The lottery is a form of gambling that involves drawing numbers at random for a prize. Some governments outlaw it, while others endorse it and organize national or state lotteries. The odds of winning a lottery vary by game, but are typically very slim. Educating yourself on these odds can help you decide whether or not to play the lottery.

Despite the fact that the casting of lots has a long history in human society, using it for material gain is quite recent. The first known public lottery to distribute prize money was held in Bruges, Belgium in 1466, for municipal repairs. Since then, many countries have implemented a system to determine winners by chance.
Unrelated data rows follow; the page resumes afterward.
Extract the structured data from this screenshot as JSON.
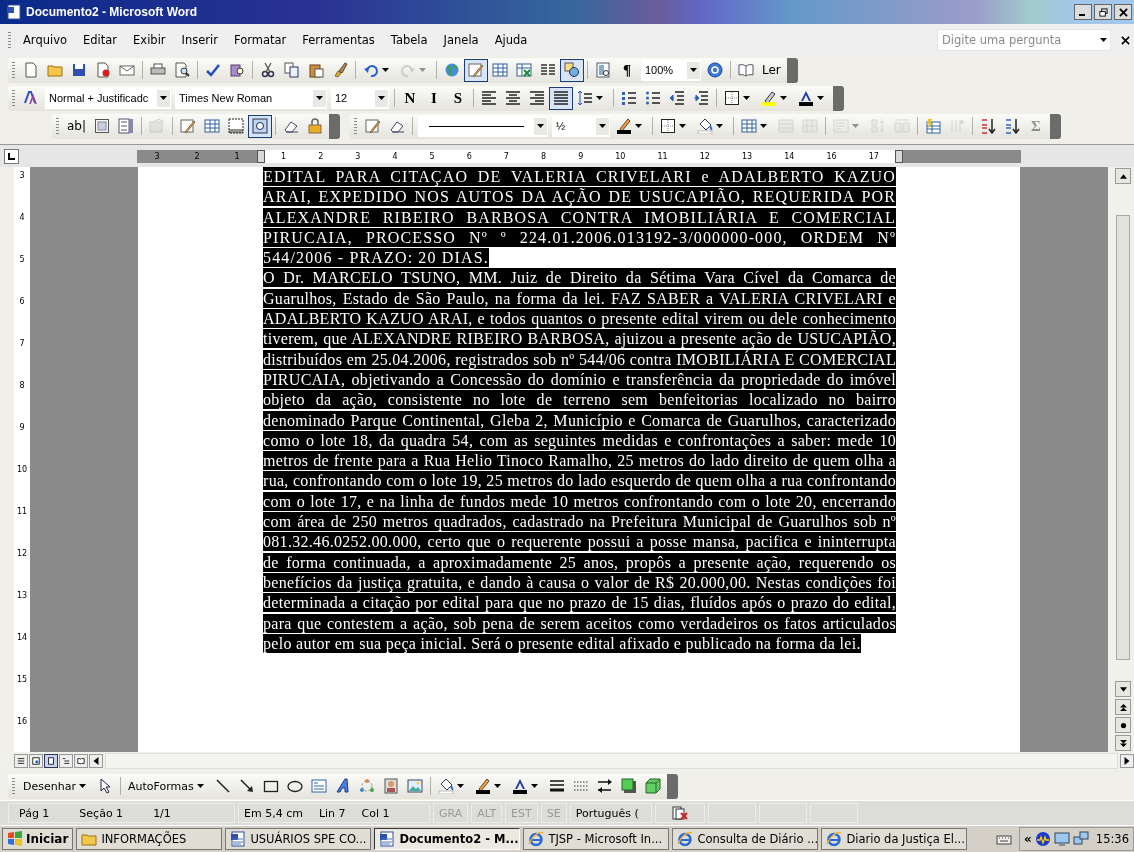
{
  "window": {
    "title": "Documento2 - Microsoft Word"
  },
  "menu": [
    {
      "label": "Arquivo"
    },
    {
      "label": "Editar"
    },
    {
      "label": "Exibir"
    },
    {
      "label": "Inserir"
    },
    {
      "label": "Formatar"
    },
    {
      "label": "Ferramentas"
    },
    {
      "label": "Tabela"
    },
    {
      "label": "Janela"
    },
    {
      "label": "Ajuda"
    }
  ],
  "help_box": {
    "placeholder": "Digite uma pergunta"
  },
  "standard_toolbar": [
    {
      "kind": "icon",
      "pressed": false,
      "disabled": false,
      "dropdown": false
    },
    {
      "kind": "icon",
      "pressed": false,
      "disabled": false,
      "dropdown": false
    },
    {
      "kind": "icon",
      "pressed": false,
      "disabled": false,
      "dropdown": false
    },
    {
      "kind": "icon",
      "pressed": false,
      "disabled": false,
      "dropdown": false
    },
    {
      "kind": "icon",
      "pressed": false,
      "disabled": false,
      "dropdown": false
    },
    {
      "kind": "sep"
    },
    {
      "kind": "icon",
      "pressed": false,
      "disabled": false,
      "dropdown": false
    },
    {
      "kind": "icon",
      "pressed": false,
      "disabled": false,
      "dropdown": false
    },
    {
      "kind": "sep"
    },
    {
      "kind": "icon",
      "pressed": false,
      "disabled": false,
      "dropdown": false
    },
    {
      "kind": "icon",
      "pressed": false,
      "disabled": false,
      "dropdown": false
    },
    {
      "kind": "sep"
    },
    {
      "kind": "icon",
      "pressed": false,
      "disabled": false,
      "dropdown": false
    },
    {
      "kind": "icon",
      "pressed": false,
      "disabled": false,
      "dropdown": false
    },
    {
      "kind": "icon",
      "pressed": false,
      "disabled": false,
      "dropdown": false
    },
    {
      "kind": "icon",
      "pressed": false,
      "disabled": false,
      "dropdown": false
    },
    {
      "kind": "sep"
    },
    {
      "kind": "icon",
      "pressed": false,
      "disabled": false,
      "dropdown": true
    },
    {
      "kind": "icon",
      "pressed": false,
      "disabled": true,
      "dropdown": true
    },
    {
      "kind": "sep"
    },
    {
      "kind": "icon",
      "pressed": false,
      "disabled": false,
      "dropdown": false
    },
    {
      "kind": "icon",
      "pressed": true,
      "disabled": false,
      "dropdown": false
    },
    {
      "kind": "icon",
      "pressed": false,
      "disabled": false,
      "dropdown": false
    },
    {
      "kind": "icon",
      "pressed": false,
      "disabled": false,
      "dropdown": false
    },
    {
      "kind": "icon",
      "pressed": false,
      "disabled": false,
      "dropdown": false
    },
    {
      "kind": "icon",
      "pressed": true,
      "disabled": false,
      "dropdown": false
    },
    {
      "kind": "sep"
    },
    {
      "kind": "icon",
      "pressed": false,
      "disabled": false,
      "dropdown": false
    },
    {
      "kind": "label",
      "label": "¶",
      "pressed": false,
      "disabled": false,
      "dropdown": false
    },
    {
      "kind": "combo",
      "value": "100%"
    },
    {
      "kind": "icon",
      "pressed": false,
      "disabled": false,
      "dropdown": false
    },
    {
      "kind": "sep"
    },
    {
      "kind": "icon",
      "pressed": false,
      "disabled": false,
      "dropdown": false
    },
    {
      "kind": "label",
      "label": "Ler",
      "pressed": false,
      "disabled": false,
      "dropdown": false
    }
  ],
  "formatting_toolbar": [
    {
      "kind": "icon",
      "pressed": false,
      "disabled": false,
      "dropdown": false
    },
    {
      "kind": "combo",
      "value": "Normal + Justificadc"
    },
    {
      "kind": "combo",
      "value": "Times New Roman"
    },
    {
      "kind": "combo",
      "value": "12"
    },
    {
      "kind": "sep"
    },
    {
      "kind": "label",
      "label": "N",
      "pressed": false,
      "disabled": false,
      "dropdown": false
    },
    {
      "kind": "label",
      "label": "I",
      "pressed": false,
      "disabled": false,
      "dropdown": false
    },
    {
      "kind": "label",
      "label": "S",
      "pressed": false,
      "disabled": false,
      "dropdown": false
    },
    {
      "kind": "sep"
    },
    {
      "kind": "icon",
      "pressed": false,
      "disabled": false,
      "dropdown": false
    },
    {
      "kind": "icon",
      "pressed": false,
      "disabled": false,
      "dropdown": false
    },
    {
      "kind": "icon",
      "pressed": false,
      "disabled": false,
      "dropdown": false
    },
    {
      "kind": "icon",
      "pressed": true,
      "disabled": false,
      "dropdown": false
    },
    {
      "kind": "icon",
      "pressed": false,
      "disabled": false,
      "dropdown": true
    },
    {
      "kind": "sep"
    },
    {
      "kind": "icon",
      "pressed": false,
      "disabled": false,
      "dropdown": false
    },
    {
      "kind": "icon",
      "pressed": false,
      "disabled": false,
      "dropdown": false
    },
    {
      "kind": "icon",
      "pressed": false,
      "disabled": false,
      "dropdown": false
    },
    {
      "kind": "icon",
      "pressed": false,
      "disabled": false,
      "dropdown": false
    },
    {
      "kind": "sep"
    },
    {
      "kind": "icon",
      "pressed": false,
      "disabled": false,
      "dropdown": true
    },
    {
      "kind": "icon",
      "pressed": false,
      "disabled": false,
      "dropdown": true
    },
    {
      "kind": "icon",
      "pressed": false,
      "disabled": false,
      "dropdown": true
    }
  ],
  "forms_toolbar": [
    {
      "kind": "label",
      "label": "ab|",
      "pressed": false,
      "disabled": false,
      "dropdown": false
    },
    {
      "kind": "icon",
      "pressed": false,
      "disabled": false,
      "dropdown": false
    },
    {
      "kind": "icon",
      "pressed": false,
      "disabled": false,
      "dropdown": false
    },
    {
      "kind": "sep"
    },
    {
      "kind": "icon",
      "pressed": false,
      "disabled": true,
      "dropdown": false
    },
    {
      "kind": "sep"
    },
    {
      "kind": "icon",
      "pressed": false,
      "disabled": false,
      "dropdown": false
    },
    {
      "kind": "icon",
      "pressed": false,
      "disabled": false,
      "dropdown": false
    },
    {
      "kind": "icon",
      "pressed": false,
      "disabled": false,
      "dropdown": false
    },
    {
      "kind": "icon",
      "pressed": true,
      "disabled": false,
      "dropdown": false
    },
    {
      "kind": "sep"
    },
    {
      "kind": "icon",
      "pressed": false,
      "disabled": false,
      "dropdown": false
    },
    {
      "kind": "icon",
      "pressed": false,
      "disabled": false,
      "dropdown": false
    }
  ],
  "tables_toolbar": [
    {
      "kind": "icon",
      "pressed": false,
      "disabled": false,
      "dropdown": false
    },
    {
      "kind": "icon",
      "pressed": false,
      "disabled": false,
      "dropdown": false
    },
    {
      "kind": "sep"
    },
    {
      "kind": "linecombo"
    },
    {
      "kind": "combo",
      "value": "½"
    },
    {
      "kind": "icon",
      "pressed": false,
      "disabled": false,
      "dropdown": true
    },
    {
      "kind": "sep"
    },
    {
      "kind": "icon",
      "pressed": false,
      "disabled": false,
      "dropdown": true
    },
    {
      "kind": "icon",
      "pressed": false,
      "disabled": false,
      "dropdown": true
    },
    {
      "kind": "sep"
    },
    {
      "kind": "icon",
      "pressed": false,
      "disabled": false,
      "dropdown": true
    },
    {
      "kind": "icon",
      "pressed": false,
      "disabled": true,
      "dropdown": false
    },
    {
      "kind": "icon",
      "pressed": false,
      "disabled": true,
      "dropdown": false
    },
    {
      "kind": "sep"
    },
    {
      "kind": "icon",
      "pressed": false,
      "disabled": true,
      "dropdown": true
    },
    {
      "kind": "icon",
      "pressed": false,
      "disabled": true,
      "dropdown": false
    },
    {
      "kind": "icon",
      "pressed": false,
      "disabled": true,
      "dropdown": false
    },
    {
      "kind": "sep"
    },
    {
      "kind": "icon",
      "pressed": false,
      "disabled": false,
      "dropdown": false
    },
    {
      "kind": "icon",
      "pressed": false,
      "disabled": true,
      "dropdown": false
    },
    {
      "kind": "sep"
    },
    {
      "kind": "icon",
      "pressed": false,
      "disabled": false,
      "dropdown": false
    },
    {
      "kind": "icon",
      "pressed": false,
      "disabled": false,
      "dropdown": false
    },
    {
      "kind": "label",
      "label": "Σ",
      "pressed": false,
      "disabled": true,
      "dropdown": false
    }
  ],
  "ruler": {
    "left_numbers": [
      "3",
      "2",
      "1"
    ],
    "right_numbers": [
      "1",
      "2",
      "3",
      "4",
      "5",
      "6",
      "7",
      "8",
      "9",
      "10",
      "11",
      "12",
      "13",
      "14",
      "16",
      "17"
    ]
  },
  "vertical_ruler": {
    "numbers": [
      "3",
      "4",
      "5",
      "6",
      "7",
      "8",
      "9",
      "10",
      "11",
      "12",
      "13",
      "14",
      "15",
      "16"
    ]
  },
  "document": {
    "paragraphs": [
      {
        "text": "EDITAL PARA CITAÇAO DE VALERIA CRIVELARI e ADALBERTO KAZUO ARAI, EXPEDIDO NOS AUTOS DA AÇÃO DE USUCAPIÃO, REQUERIDA POR ALEXANDRE RIBEIRO BARBOSA CONTRA IMOBILIÁRIA E COMERCIAL PIRUCAIA, PROCESSO Nº º 224.01.2006.013192-3/000000-000, ORDEM Nº 544/2006 - PRAZO: 20 DIAS.",
        "selected": true
      },
      {
        "text": "O Dr. MARCELO TSUNO, MM. Juiz de Direito da Sétima Vara Cível da Comarca de Guarulhos, Estado de São Paulo, na forma da lei. FAZ SABER a VALERIA CRIVELARI e ADALBERTO KAZUO ARAI, e todos quantos o presente edital virem ou dele conhecimento tiverem, que ALEXANDRE RIBEIRO BARBOSA, ajuizou a presente ação de USUCAPIÃO, distribuídos em 25.04.2006, registrados sob nº 544/06 contra IMOBILIÁRIA E COMERCIAL PIRUCAIA, objetivando a Concessão do domínio e transferência da propriedade do imóvel objeto da ação, consistente no lote de terreno sem benfeitorias localizado no bairro denominado Parque Continental, Gleba 2, Município e Comarca de Guarulhos, caracterizado como o lote 18, da quadra 54, com as seguintes medidas e confrontações a saber: mede 10 metros de frente para a Rua Helio Tinoco Ramalho, 25 metros do lado direito de quem olha a rua, confrontando com o lote 19, 25 metros do lado esquerdo de quem olha a rua confrontando com o lote 17, e na linha de fundos mede 10 metros confrontando com o lote 20, encerrando com área de 250 metros quadrados, cadastrado na Prefeitura Municipal de Guarulhos sob nº 081.32.46.0252.00.000, certo que o requerente possui a posse mansa, pacifica e ininterrupta de forma continuada, a aproximadamente 25 anos, propôs a presente ação, requerendo os benefícios da justiça gratuita, e dando à causa o valor de R$ 20.000,00. Nestas condições foi determinada a citação por edital para que no prazo de 15 dias, fluídos após o prazo do edital, para que contestem a ação, sob pena de serem aceitos como verdadeiros os fatos articulados pelo autor em sua peça inicial. Será o presente edital afixado e publicado na forma da lei.",
        "selected": true
      }
    ]
  },
  "drawing_toolbar": [
    {
      "kind": "label",
      "label": "Desenhar",
      "pressed": false,
      "disabled": false,
      "dropdown": true
    },
    {
      "kind": "icon",
      "pressed": false,
      "disabled": false,
      "dropdown": false
    },
    {
      "kind": "sep"
    },
    {
      "kind": "label",
      "label": "AutoFormas",
      "pressed": false,
      "disabled": false,
      "dropdown": true
    },
    {
      "kind": "icon",
      "pressed": false,
      "disabled": false,
      "dropdown": false
    },
    {
      "kind": "icon",
      "pressed": false,
      "disabled": false,
      "dropdown": false
    },
    {
      "kind": "icon",
      "pressed": false,
      "disabled": false,
      "dropdown": false
    },
    {
      "kind": "icon",
      "pressed": false,
      "disabled": false,
      "dropdown": false
    },
    {
      "kind": "icon",
      "pressed": false,
      "disabled": false,
      "dropdown": false
    },
    {
      "kind": "icon",
      "pressed": false,
      "disabled": false,
      "dropdown": false
    },
    {
      "kind": "icon",
      "pressed": false,
      "disabled": false,
      "dropdown": false
    },
    {
      "kind": "icon",
      "pressed": false,
      "disabled": false,
      "dropdown": false
    },
    {
      "kind": "icon",
      "pressed": false,
      "disabled": false,
      "dropdown": false
    },
    {
      "kind": "sep"
    },
    {
      "kind": "icon",
      "pressed": false,
      "disabled": false,
      "dropdown": true
    },
    {
      "kind": "icon",
      "pressed": false,
      "disabled": false,
      "dropdown": true
    },
    {
      "kind": "icon",
      "pressed": false,
      "disabled": false,
      "dropdown": true
    },
    {
      "kind": "icon",
      "pressed": false,
      "disabled": false,
      "dropdown": false
    },
    {
      "kind": "icon",
      "pressed": false,
      "disabled": false,
      "dropdown": false
    },
    {
      "kind": "icon",
      "pressed": false,
      "disabled": false,
      "dropdown": false
    },
    {
      "kind": "icon",
      "pressed": false,
      "disabled": false,
      "dropdown": false
    },
    {
      "kind": "icon",
      "pressed": false,
      "disabled": false,
      "dropdown": false
    }
  ],
  "status_bar": {
    "page": "Pág 1",
    "section": "Seção 1",
    "pages": "1/1",
    "position": "Em 5,4 cm",
    "line": "Lin 7",
    "column": "Col 1",
    "modes": [
      {
        "label": "GRA",
        "disabled": true
      },
      {
        "label": "ALT",
        "disabled": true
      },
      {
        "label": "EST",
        "disabled": true
      },
      {
        "label": "SE",
        "disabled": true
      }
    ],
    "language": "Português ("
  },
  "taskbar": {
    "start": "Iniciar",
    "tasks": [
      {
        "kind": "folder",
        "label": "INFORMAÇÕES",
        "selected": false
      },
      {
        "kind": "word",
        "label": "USUÁRIOS SPE CO...",
        "selected": false
      },
      {
        "kind": "word",
        "label": "Documento2 - M...",
        "selected": true
      },
      {
        "kind": "browser",
        "label": "TJSP - Microsoft In...",
        "selected": false
      },
      {
        "kind": "browser",
        "label": "Consulta de Diário ...",
        "selected": false
      },
      {
        "kind": "browser",
        "label": "Diario da Justiça El...",
        "selected": false
      }
    ],
    "tray_expand": "«",
    "clock": "15:36"
  }
}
In some places, people buy tickets and pay a fee to enter. Depending on the rules, the winner receives a certain percentage of the total pool or a fixed amount. Most of the pool is deducted for administrative costs and profits, and the remainder goes to the winner. This arrangement is sometimes criticized as a hidden tax, and it has led to the development of alternative forms of gambling.
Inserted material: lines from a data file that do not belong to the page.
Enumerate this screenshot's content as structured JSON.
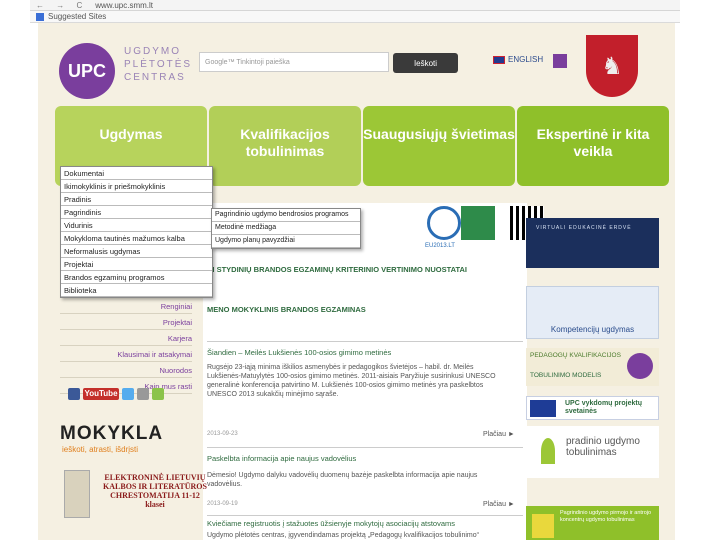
{
  "browser": {
    "nav_icons": "← → C",
    "url": "www.upc.smm.lt",
    "bookmark_label": "Suggested Sites"
  },
  "header": {
    "logo_mark": "UPC",
    "logo_text": "UGDYMO PLĖTOTĖS CENTRAS",
    "search_placeholder": "Google™ Tinkintoji paieška",
    "search_button": "Ieškoti",
    "language": "ENGLISH",
    "crest_glyph": "♞"
  },
  "tabs": [
    {
      "label": "Ugdymas"
    },
    {
      "label": "Kvalifikacijos tobulinimas"
    },
    {
      "label": "Suaugusiųjų švietimas"
    },
    {
      "label": "Ekspertinė ir kita veikla"
    }
  ],
  "dropdown": [
    "Dokumentai",
    "Ikimokyklinis ir priešmokyklinis",
    "Pradinis",
    "Pagrindinis",
    "Vidurinis",
    "Mokykloma tautinės mažumos kalba",
    "Neformalusis ugdymas",
    "Projektai",
    "Brandos egzaminų programos",
    "Biblioteka"
  ],
  "submenu": [
    "Pagrindinio ugdymo bendrosios programos",
    "Metodinė medžiaga",
    "Ugdymo planų pavyzdžiai"
  ],
  "sidelinks": [
    "Renginiai",
    "Projektai",
    "Karjera",
    "Klausimai ir atsakymai",
    "Nuorodos",
    "Kaip mus rasti"
  ],
  "social": {
    "youtube": "YouTube"
  },
  "mokykla": {
    "title": "MOKYKLA",
    "subtitle": "ieškoti, atrasti, išdrįsti"
  },
  "book": {
    "text": "ELEKTRONINĖ LIETUVIŲ KALBOS IR LITERATŪROS CHRESTOMATIJA 11-12 klasei"
  },
  "center": {
    "eu_label": "EU2013.LT",
    "headline1": "AI STYDINIŲ BRANDOS EGZAMINŲ KRITERINIO VERTINIMO NUOSTATAI",
    "headline2": "MENO MOKYKLINIS BRANDOS EGZAMINAS",
    "news": [
      {
        "title": "Šiandien – Meilės Lukšienės 100-osios gimimo metinės",
        "body": "Rugsėjo 23-iąją minima iškilios asmenybės ir pedagogikos švietėjos – habil. dr. Meilės Lukšienės-Matuylytės 100-osios gimimo metinės. 2011-aisiais Paryžiuje susirinkusi UNESCO generalinė konferencija patvirtino M. Lukšienės 100-osios gimimo metinės yra paskelbtos UNESCO 2013 sukakčių minėjimo sąraše.",
        "date": "2013-09-23",
        "more": "Plačiau ►"
      },
      {
        "title": "Paskelbta informacija apie naujus vadovėlius",
        "body": "Dėmesio! Ugdymo dalyku vadovėlių duomenų bazėje paskelbta informacija apie naujus vadovėlius.",
        "date": "2013-09-19",
        "more": "Plačiau ►"
      },
      {
        "title": "Kviečiame registruotis į stažuotes ūžsienyje mokytojų asociacijų atstovams",
        "body": "Ugdymo plėtotės centras, įgyvendindamas projektą „Pedagogų kvalifikacijos tobulinimo“",
        "date": "",
        "more": ""
      }
    ]
  },
  "right": {
    "banner1": "VIRTUALI EDUKACINĖ ERDVĖ",
    "banner2": "Kompetencijų ugdymas",
    "banner3_line1": "PEDAGOGŲ KVALIFIKACIJOS",
    "banner3_line2": "TOBULINIMO MODELIS",
    "banner4": "UPC vykdomų projektų svetainės",
    "banner5": "pradinio ugdymo tobulinimas",
    "banner6": "Pagrindinio ugdymo pirmojo ir antrojo koncentrų ugdymo tobulinimas"
  },
  "colors": {
    "purple": "#7a3e9d",
    "green": "#2f6b3f",
    "tab_green": "#9cc736",
    "background": "#f5f0e2"
  }
}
One reason for the popularity of lotteries is their promise to raise money for a specific cause, such as education. This approach is particularly effective in times of economic stress, when a state government needs extra revenue to avoid cuts to social services. However, studies show that the popularity of lotteries is not correlated with the state’s actual financial health.

Another problem with lotteries is that they are extremely addictive. Many people find it difficult to stop playing once they begin, and they are often tempted by the promise of easy wealth in a short period of time. This can lead to compulsive gambling and other problems, and is not conducive to healthy life.

Some critics also point out that the skewed distribution of prizes can harm low-income populations. This is an important concern, but it is not the only problem. It is important to balance the desire to give large sums of money to a small number of people against the need for fairness and integrity in lottery operations.

To improve your chances of winning the lottery, choose random numbers instead of ones that are close together. This will increase your chances of matching a single number, which is the most likely result. In addition, purchase more tickets than you would normally buy, and avoid selecting numbers that have sentimental value. This will increase your odds of winning by reducing the likelihood that other players will select the same numbers as you. If you are unable to afford to buy all of the tickets you want, consider joining a lottery group or pooling your money with friends. You can also try experimenting with other scratch-off games to see what strategies work best for you. If you do win, be sure to consult a financial expert about how to manage your money. If you opt for a lump sum, it is important to plan ahead and set aside a portion of the winnings for long-term investments.